====== Record excerpts ======

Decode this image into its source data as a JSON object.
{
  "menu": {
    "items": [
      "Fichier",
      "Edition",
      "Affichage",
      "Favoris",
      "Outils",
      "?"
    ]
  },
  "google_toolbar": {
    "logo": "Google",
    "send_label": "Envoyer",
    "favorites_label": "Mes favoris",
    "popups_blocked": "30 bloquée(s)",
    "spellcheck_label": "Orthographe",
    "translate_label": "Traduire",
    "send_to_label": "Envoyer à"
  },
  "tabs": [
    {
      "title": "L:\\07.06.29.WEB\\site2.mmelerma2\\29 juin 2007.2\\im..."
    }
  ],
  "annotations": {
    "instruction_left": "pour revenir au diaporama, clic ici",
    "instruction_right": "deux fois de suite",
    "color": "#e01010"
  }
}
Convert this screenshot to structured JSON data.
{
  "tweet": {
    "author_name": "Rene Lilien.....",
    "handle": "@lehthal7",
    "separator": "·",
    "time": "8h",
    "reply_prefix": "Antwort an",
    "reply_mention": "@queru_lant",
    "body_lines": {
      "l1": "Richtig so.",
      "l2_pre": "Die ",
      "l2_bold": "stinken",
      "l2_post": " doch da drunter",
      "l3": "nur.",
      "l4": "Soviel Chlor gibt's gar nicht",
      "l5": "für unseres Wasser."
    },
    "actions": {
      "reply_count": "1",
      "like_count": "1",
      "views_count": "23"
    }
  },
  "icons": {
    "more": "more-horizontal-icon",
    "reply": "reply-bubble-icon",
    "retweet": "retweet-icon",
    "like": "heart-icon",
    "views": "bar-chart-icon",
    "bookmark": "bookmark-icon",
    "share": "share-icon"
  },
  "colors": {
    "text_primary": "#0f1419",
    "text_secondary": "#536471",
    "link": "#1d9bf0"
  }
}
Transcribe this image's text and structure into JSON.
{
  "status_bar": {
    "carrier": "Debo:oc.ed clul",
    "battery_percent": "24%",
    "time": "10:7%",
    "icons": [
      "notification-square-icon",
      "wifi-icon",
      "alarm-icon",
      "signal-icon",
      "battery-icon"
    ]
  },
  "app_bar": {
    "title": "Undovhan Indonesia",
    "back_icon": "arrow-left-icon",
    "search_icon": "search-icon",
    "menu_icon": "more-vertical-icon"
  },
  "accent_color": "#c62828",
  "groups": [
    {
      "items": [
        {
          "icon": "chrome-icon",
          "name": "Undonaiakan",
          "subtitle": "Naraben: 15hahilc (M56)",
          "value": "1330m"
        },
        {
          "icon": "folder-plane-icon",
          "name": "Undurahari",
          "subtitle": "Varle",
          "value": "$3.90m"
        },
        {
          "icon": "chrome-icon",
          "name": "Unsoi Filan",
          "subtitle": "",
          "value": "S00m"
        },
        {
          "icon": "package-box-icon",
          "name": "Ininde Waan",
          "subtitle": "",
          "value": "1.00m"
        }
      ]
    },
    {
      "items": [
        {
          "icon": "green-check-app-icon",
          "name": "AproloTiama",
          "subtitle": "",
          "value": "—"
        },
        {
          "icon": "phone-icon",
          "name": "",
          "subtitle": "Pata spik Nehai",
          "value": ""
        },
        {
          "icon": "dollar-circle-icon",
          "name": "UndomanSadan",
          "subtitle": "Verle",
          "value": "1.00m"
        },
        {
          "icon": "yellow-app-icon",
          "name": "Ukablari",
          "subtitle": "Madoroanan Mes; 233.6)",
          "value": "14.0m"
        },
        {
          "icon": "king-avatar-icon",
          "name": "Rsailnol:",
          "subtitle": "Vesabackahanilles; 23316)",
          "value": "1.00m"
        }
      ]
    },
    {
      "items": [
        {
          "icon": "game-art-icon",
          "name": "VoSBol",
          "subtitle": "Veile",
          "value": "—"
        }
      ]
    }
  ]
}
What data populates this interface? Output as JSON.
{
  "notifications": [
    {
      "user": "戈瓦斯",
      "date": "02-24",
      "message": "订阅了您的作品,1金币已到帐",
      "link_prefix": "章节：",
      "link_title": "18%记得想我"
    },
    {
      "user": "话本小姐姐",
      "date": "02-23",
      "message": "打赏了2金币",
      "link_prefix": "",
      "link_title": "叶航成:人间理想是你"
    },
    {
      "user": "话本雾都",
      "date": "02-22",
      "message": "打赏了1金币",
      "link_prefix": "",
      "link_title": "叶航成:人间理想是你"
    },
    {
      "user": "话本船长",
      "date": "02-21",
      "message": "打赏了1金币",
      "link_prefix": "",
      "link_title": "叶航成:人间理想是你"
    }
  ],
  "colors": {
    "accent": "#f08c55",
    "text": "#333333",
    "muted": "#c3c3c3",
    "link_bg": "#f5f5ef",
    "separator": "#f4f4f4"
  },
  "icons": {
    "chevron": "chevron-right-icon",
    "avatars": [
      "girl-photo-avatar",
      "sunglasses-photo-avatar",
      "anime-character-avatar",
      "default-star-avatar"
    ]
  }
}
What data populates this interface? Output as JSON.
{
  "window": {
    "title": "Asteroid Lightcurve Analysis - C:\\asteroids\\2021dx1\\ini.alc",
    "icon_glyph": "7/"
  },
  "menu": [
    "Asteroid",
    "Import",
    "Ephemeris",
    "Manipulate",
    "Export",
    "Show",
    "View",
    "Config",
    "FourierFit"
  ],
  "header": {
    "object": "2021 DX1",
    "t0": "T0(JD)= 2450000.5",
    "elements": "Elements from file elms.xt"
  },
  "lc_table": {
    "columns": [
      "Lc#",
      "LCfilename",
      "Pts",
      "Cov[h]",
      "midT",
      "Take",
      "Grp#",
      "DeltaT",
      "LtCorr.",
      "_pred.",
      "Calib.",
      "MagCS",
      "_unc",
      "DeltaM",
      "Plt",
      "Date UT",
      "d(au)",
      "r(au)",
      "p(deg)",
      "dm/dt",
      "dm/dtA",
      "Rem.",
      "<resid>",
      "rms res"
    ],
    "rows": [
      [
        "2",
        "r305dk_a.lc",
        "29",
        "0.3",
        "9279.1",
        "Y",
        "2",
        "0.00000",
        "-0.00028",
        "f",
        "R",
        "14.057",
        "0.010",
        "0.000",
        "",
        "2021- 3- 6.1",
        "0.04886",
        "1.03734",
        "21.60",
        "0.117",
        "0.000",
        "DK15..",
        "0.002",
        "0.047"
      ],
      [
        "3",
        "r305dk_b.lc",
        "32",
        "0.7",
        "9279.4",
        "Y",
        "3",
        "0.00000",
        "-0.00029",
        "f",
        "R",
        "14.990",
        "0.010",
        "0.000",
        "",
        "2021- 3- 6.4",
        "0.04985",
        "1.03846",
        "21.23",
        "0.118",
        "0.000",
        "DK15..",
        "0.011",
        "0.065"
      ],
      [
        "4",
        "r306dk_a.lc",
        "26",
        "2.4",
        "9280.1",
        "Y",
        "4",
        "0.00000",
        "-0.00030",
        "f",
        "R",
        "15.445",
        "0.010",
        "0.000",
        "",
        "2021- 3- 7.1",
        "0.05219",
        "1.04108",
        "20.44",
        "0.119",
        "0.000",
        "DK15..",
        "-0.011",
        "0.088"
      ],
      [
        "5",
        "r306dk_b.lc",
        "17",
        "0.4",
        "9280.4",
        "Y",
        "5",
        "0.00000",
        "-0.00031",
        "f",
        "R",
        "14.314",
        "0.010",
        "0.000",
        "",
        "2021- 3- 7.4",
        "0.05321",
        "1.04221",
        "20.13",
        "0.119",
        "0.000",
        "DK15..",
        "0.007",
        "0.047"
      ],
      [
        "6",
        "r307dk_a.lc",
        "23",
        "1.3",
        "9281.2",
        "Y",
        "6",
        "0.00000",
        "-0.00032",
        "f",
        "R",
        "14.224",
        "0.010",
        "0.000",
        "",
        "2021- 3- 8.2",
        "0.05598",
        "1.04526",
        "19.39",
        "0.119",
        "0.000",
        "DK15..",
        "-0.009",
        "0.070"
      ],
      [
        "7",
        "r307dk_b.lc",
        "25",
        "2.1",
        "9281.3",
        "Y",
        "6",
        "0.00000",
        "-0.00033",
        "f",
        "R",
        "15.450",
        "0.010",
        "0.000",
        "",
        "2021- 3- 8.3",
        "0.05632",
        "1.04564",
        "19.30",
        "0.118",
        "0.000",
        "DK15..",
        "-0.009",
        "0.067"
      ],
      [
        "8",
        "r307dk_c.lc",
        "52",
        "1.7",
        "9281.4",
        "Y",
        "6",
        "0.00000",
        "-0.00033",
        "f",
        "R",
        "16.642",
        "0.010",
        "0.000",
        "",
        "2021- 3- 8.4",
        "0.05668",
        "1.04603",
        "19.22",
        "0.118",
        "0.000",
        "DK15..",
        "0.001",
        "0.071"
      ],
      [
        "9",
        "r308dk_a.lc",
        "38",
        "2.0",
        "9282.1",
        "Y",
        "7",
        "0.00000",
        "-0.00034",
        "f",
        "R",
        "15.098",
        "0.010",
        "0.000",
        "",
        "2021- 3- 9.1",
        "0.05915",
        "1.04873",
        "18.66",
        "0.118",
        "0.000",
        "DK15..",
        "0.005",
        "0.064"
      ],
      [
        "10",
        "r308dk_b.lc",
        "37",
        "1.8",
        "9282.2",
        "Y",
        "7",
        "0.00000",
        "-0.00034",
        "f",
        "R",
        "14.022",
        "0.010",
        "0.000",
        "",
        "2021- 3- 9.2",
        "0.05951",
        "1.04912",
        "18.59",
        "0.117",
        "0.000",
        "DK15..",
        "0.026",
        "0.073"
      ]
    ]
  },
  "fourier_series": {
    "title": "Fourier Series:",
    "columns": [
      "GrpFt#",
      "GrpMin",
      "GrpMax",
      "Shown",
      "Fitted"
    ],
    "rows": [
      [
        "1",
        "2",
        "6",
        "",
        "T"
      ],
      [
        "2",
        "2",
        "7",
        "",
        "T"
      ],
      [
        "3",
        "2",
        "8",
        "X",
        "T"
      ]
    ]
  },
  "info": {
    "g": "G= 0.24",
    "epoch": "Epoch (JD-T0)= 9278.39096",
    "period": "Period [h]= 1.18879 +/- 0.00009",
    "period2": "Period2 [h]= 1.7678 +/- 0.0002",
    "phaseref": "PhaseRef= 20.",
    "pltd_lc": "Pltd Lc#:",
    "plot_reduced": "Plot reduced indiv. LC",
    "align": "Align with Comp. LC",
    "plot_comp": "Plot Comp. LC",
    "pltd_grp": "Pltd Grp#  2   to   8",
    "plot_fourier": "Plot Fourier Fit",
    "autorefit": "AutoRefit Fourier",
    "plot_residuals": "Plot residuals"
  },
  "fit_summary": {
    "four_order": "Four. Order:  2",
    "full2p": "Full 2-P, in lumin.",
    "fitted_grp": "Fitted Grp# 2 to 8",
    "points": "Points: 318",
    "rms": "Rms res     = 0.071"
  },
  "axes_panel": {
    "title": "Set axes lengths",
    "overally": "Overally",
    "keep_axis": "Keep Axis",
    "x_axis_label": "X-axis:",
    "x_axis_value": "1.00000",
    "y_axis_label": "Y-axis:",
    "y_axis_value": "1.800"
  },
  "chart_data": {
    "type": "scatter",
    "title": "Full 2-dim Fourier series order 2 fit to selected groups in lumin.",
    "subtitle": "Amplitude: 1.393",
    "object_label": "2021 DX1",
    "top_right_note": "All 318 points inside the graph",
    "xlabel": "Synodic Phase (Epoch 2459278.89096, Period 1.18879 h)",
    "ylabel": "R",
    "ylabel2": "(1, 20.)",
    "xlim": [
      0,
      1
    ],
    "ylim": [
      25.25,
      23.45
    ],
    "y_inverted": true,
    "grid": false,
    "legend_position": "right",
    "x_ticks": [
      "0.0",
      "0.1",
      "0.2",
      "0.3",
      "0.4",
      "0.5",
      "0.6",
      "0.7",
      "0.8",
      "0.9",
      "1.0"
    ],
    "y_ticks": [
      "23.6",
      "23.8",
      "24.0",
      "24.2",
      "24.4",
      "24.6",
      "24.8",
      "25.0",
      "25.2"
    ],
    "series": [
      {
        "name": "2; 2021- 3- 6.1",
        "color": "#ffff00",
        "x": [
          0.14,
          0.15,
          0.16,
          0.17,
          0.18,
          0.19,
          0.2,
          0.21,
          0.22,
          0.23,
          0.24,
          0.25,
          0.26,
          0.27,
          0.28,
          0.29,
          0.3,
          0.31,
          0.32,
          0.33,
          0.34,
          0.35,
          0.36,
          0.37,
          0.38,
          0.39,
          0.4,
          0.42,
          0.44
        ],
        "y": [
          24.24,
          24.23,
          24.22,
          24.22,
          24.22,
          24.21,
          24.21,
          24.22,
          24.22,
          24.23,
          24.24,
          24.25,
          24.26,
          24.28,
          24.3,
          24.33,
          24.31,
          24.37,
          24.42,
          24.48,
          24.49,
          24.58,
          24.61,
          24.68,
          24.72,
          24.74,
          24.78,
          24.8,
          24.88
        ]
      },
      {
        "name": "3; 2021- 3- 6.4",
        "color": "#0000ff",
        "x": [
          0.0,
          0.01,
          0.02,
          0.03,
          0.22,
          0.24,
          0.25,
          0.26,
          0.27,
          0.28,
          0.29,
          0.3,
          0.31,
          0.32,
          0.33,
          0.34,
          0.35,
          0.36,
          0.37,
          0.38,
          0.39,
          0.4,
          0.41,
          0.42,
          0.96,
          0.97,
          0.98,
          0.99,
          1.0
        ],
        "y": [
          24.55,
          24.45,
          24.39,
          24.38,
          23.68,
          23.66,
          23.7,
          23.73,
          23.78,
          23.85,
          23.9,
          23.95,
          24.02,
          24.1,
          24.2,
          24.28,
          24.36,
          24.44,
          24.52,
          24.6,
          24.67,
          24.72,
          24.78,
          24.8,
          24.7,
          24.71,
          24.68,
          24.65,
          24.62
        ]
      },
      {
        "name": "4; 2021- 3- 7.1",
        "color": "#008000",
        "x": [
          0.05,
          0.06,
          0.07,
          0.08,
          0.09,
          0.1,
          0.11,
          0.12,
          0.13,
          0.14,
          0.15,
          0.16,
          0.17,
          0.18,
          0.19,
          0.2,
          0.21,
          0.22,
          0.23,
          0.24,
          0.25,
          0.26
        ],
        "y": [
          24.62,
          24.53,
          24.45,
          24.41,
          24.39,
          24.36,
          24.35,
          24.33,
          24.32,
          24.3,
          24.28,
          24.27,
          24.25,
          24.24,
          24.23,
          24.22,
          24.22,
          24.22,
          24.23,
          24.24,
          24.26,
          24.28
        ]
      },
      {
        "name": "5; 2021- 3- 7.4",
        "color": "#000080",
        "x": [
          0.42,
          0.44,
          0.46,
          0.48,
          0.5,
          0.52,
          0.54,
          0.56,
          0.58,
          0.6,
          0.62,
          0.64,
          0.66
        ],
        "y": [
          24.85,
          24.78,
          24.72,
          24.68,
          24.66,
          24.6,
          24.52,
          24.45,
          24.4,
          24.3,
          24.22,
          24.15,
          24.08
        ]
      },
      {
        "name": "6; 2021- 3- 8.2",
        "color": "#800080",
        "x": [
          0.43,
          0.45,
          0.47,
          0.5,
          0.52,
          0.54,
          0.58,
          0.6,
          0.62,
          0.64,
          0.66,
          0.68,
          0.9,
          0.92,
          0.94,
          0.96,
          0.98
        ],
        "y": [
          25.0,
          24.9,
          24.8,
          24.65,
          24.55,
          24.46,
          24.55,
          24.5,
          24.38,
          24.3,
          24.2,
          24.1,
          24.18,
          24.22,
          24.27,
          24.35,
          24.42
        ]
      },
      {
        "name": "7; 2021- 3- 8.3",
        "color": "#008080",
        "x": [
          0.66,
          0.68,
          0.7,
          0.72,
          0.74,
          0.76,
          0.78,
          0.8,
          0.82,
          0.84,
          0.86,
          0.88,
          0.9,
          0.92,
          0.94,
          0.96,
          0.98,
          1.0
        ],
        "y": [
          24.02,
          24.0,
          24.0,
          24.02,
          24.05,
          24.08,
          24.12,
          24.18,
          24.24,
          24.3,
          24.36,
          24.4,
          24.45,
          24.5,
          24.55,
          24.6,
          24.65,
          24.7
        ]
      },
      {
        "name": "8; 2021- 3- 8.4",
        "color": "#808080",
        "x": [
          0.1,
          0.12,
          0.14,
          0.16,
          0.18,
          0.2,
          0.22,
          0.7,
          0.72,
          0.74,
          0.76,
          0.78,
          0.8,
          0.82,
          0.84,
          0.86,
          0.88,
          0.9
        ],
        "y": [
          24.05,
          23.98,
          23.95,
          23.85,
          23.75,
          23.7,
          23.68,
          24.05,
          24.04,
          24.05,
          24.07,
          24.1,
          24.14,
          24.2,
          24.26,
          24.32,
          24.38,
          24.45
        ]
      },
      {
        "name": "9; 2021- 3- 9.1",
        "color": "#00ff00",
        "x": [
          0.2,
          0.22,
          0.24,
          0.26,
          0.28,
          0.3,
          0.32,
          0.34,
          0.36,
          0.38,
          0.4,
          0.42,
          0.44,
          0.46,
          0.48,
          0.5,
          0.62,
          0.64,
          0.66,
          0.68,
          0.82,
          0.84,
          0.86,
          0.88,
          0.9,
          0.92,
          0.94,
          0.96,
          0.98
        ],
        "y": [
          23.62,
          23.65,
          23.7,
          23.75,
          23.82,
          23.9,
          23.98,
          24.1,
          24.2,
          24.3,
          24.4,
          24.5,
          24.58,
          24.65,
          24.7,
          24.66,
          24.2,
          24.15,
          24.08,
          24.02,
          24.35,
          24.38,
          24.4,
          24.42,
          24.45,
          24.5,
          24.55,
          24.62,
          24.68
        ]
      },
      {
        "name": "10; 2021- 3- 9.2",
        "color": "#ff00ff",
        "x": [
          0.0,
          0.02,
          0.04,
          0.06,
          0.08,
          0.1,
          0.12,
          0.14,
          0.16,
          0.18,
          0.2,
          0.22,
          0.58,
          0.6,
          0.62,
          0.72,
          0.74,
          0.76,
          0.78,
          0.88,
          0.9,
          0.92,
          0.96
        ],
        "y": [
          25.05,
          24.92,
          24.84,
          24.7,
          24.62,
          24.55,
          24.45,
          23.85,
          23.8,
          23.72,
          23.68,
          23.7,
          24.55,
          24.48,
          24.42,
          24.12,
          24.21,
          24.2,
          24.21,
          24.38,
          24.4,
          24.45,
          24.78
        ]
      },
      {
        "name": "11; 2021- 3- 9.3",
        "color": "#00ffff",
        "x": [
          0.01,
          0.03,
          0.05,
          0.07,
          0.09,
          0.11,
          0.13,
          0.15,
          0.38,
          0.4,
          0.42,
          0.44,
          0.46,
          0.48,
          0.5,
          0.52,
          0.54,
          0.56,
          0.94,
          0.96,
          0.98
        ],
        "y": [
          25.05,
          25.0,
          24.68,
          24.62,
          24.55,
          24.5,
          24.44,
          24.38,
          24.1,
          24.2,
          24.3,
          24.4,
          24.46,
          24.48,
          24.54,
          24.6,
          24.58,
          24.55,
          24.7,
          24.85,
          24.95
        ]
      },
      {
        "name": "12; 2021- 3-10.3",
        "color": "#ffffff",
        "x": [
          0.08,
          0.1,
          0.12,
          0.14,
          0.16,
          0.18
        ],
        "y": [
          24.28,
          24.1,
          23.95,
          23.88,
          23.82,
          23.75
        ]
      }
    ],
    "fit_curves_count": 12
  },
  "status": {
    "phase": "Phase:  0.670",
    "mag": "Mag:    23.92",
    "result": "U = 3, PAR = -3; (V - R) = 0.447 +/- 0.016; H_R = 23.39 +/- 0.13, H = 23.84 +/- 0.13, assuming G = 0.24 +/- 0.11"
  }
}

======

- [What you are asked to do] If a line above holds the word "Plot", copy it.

- [Exercise solution]
    "plot_reduced": "Plot reduced indiv. LC",
    "plot_comp": "Plot Comp. LC",
    "plot_fourier": "Plot Fourier Fit",
    "plot_residuals": "Plot residuals"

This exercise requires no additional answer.